Plato, Cratylus. Parmenides. Greater Hippias. Lesser Hippias (trans. H.N. Fowler) (Loeb Classical Library 167; Cambridge, MA: Harvard University Press 1926).

Plato, Euthyphro. Apology. Crito. Phaedo (trans. E. Jones – W. Preddy) (Loeb Classical Library 36; Cambridge, MA: Harvard University Press 2017).

Plato, Statesman. Philebus. Ion (trans. H.N. Fowler – W.R.M. Lamb) (Loeb Classical Library 164; Cambridge, MA: Harvard University Press 1925).

Porter, S.E. – Pitts, A.W., Fundamentals of New Testament Textual Criticism (Grand Rapids, MI: Eerdmans 2015).

Ringgren, H., “Luke’s Use of the Old Testament,” Harvard Theological Review 79 (1986) 227–235. Stanley, C.D., “Paul and Homer: Greco-Roman Citation Practice in the First Century,” Novum Testamentum 32 (1990) 48–78.

Tannehill, R.C., The Narrative Unity of Luke-Acts. A Literary Interpretation. I. The Gospel According to Luke (Minneapolis, MN: Fortress 1991).

Ward, R.F. – Trobisch, D., Bringing the Word to Life. Engaging the New Testament through Performing It (Grand Rapids, MI: Eerdmans 2013).

Wierzbicka, A., “The Semantics of Direct and Indirect Discourse,” Papers in Linguistics 7 (1974) 267–307.

Winsbury, R., The Roman Book. Books, Publishing and Performance in Classical Rome (London: Duckworth 2009).

Wright, B.J., Communal Reading in the Time of Jesus. A Window into Early Christian Reading Practices (Minneapolis, MN: Fortress 2017).

Opublikowane : 2021-03-30

Seal, D. (2021). We Have Been Visited : Divine Encounter through the Lukan Benedictus (Luke 1:68–79). The Biblical Annals. https://doi.org/10.31743/biban.11564

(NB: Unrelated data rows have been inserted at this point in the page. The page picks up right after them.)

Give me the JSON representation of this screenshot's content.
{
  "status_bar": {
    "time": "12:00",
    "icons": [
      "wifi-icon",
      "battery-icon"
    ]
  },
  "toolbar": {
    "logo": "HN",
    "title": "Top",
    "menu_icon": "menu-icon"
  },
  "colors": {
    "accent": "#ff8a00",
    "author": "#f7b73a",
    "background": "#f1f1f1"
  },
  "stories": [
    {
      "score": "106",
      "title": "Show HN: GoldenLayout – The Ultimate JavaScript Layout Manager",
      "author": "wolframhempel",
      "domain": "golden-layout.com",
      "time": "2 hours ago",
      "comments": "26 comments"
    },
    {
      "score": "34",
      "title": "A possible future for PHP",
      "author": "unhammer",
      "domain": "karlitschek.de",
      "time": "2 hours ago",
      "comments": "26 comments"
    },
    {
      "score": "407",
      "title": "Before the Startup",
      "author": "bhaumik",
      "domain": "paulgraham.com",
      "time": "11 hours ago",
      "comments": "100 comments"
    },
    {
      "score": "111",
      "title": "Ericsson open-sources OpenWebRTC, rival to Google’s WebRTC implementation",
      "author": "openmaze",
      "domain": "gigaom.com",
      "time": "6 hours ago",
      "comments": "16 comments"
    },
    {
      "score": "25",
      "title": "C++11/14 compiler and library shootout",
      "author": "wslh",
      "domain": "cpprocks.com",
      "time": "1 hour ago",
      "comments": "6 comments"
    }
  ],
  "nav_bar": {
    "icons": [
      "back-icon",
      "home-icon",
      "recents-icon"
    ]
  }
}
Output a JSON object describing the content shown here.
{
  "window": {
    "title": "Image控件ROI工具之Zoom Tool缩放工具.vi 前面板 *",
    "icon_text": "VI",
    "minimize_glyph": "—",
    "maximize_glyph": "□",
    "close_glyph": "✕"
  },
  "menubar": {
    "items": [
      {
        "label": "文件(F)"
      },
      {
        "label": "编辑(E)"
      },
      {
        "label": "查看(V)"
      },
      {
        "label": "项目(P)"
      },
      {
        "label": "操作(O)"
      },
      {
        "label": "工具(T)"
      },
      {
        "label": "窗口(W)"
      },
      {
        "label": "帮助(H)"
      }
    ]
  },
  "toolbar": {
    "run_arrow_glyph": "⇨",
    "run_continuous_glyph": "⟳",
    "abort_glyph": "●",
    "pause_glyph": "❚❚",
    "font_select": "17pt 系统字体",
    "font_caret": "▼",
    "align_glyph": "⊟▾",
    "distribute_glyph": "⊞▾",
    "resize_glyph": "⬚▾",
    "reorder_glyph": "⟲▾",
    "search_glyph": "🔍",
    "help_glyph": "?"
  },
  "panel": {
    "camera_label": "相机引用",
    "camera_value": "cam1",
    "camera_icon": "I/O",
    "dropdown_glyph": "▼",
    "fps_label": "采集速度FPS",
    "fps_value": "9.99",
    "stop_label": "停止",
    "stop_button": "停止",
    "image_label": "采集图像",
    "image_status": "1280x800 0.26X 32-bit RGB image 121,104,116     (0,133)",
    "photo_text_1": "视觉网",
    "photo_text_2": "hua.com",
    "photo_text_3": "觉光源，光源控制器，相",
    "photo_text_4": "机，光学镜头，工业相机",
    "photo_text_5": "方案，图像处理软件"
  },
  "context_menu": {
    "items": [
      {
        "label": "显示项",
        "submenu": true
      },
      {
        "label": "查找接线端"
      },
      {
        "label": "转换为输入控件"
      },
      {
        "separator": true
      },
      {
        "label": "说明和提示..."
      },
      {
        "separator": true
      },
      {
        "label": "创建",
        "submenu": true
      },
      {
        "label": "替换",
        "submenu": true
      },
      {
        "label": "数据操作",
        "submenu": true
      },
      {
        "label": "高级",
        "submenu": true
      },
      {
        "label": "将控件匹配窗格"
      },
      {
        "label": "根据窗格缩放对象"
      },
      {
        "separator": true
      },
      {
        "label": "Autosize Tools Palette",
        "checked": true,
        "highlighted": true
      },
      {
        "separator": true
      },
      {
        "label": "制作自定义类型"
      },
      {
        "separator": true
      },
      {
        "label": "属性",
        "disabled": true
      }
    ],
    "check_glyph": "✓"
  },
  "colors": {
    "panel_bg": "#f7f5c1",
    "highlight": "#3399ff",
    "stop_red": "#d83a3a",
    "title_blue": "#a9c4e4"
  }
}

David Seal  david.seal@cornerstone.edu
Cornerstone University  Stany Zjednoczone

1. Zgodnie z ustawą o prawie autorskim i prawach pokrewnych z dnia 4 lutego 1994r., autor publikacji przekazuje autorskie prawa majątkowe dotyczące składanego dzieła wydawcy czasopisma the Biblical Annals. Przeniesienie praw autorskich do składanego dzieła następuje na wszystkich polach eksploatacji, w szczególności tych wymienionych w art. 50 ustawy o prawie autorskim i prawach pokrewnych:

  • W zakresie utrwalania i zwielokrotniania utworu – wytwarzanie określoną techniką egzemplarzy dzieła, w tym techniką drukarską, reprograficzną, zapisu magnetycznego oraz techniką cyfrową.
  • W zakresie obrotu oryginałem albo egzemplarzami , na których dzieło utrwalono – wprowadzanie do obrotu, użyczenie lub najem oryginału albo egzemplarzy.
  • W zakresie rozpowszechniania utworu w sposób inny niż określony w pkt. 2 – publiczne wykonanie, wystawienie, wyświetlenie, odtworzenie oraz nadawanie i reemitowanie, a także publiczne udostępnianie utworu, aby każdy mógł mieć do niego dostęp w miejscu i czasie przez siebie wybranym.

2. Za zgodą redakcji czasopisma opublikowane artykuły w Biblical Annals mogą być przedrukowywane w innych publikacjach.

3. Redakcja publikuje teksty on line na licencji Creative Commons Uznanie autorstwa 4.0 - Międzynarodowe (CC BY 4.0).